| Activity |
Look through the entries for the line containing "Parse this screenshot: output". Then output that line and every line after it, exactly, to the end.

/---

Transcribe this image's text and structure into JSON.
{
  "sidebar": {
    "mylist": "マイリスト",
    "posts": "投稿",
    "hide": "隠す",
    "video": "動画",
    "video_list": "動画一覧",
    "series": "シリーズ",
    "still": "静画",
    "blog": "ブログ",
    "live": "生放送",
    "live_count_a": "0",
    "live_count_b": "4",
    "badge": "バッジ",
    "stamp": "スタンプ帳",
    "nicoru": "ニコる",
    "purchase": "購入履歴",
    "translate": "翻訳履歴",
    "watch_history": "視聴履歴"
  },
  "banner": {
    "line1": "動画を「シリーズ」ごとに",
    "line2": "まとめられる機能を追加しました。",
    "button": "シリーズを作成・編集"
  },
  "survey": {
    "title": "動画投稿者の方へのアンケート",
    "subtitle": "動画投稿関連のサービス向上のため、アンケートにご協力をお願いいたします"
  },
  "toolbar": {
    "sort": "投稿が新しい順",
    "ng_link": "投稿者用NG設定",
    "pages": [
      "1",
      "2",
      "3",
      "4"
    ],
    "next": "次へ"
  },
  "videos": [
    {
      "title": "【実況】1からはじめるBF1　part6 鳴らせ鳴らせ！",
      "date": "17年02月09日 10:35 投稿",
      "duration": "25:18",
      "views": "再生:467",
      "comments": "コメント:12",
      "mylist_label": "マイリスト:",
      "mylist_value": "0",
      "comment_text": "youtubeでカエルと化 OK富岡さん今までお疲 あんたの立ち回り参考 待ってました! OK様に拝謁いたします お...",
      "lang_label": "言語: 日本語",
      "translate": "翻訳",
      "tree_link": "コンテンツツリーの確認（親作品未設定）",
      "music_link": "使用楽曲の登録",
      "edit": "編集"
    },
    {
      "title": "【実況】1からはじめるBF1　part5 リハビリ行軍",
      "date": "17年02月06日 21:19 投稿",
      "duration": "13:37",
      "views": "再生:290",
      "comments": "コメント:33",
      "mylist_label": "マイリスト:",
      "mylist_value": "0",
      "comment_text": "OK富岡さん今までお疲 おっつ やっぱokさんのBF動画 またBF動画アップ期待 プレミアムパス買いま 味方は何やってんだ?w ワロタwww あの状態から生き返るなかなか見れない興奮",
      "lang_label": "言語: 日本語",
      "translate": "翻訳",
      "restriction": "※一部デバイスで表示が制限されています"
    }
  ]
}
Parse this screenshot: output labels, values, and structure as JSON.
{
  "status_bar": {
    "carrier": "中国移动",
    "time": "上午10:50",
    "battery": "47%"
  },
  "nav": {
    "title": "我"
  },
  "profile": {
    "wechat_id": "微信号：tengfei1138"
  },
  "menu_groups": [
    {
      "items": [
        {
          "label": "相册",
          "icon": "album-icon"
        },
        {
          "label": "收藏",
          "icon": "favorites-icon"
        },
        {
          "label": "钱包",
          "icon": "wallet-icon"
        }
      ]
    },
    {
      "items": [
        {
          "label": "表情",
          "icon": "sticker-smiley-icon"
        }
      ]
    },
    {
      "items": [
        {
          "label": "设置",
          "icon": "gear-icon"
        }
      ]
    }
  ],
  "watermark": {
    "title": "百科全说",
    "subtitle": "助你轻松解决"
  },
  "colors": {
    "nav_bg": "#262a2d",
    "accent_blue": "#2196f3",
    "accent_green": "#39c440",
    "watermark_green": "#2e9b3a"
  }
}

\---

| Solution to this exercise |
Parse this screenshot: output labels, values, and structure as JSON.
{
  "status_bar": {
    "carrier": "中国移动",
    "time": "上午10:50",
    "battery": "47%"
  },
  "nav": {
    "title": "我"
  },
  "profile": {
    "wechat_id": "微信号：tengfei1138"
  },
  "menu_groups": [
    {
      "items": [
        {
          "label": "相册",
          "icon": "album-icon"
        },
        {
          "label": "收藏",
          "icon": "favorites-icon"
        },
        {
          "label": "钱包",
          "icon": "wallet-icon"
        }
      ]
    },
    {
      "items": [
        {
          "label": "表情",
          "icon": "sticker-smiley-icon"
        }
      ]
    },
    {
      "items": [
        {
          "label": "设置",
          "icon": "gear-icon"
        }
      ]
    }
  ],
  "watermark": {
    "title": "百科全说",
    "subtitle": "助你轻松解决"
  },
  "colors": {
    "nav_bg": "#262a2d",
    "accent_blue": "#2196f3",
    "accent_green": "#39c440",
    "watermark_green": "#2e9b3a"
  }
}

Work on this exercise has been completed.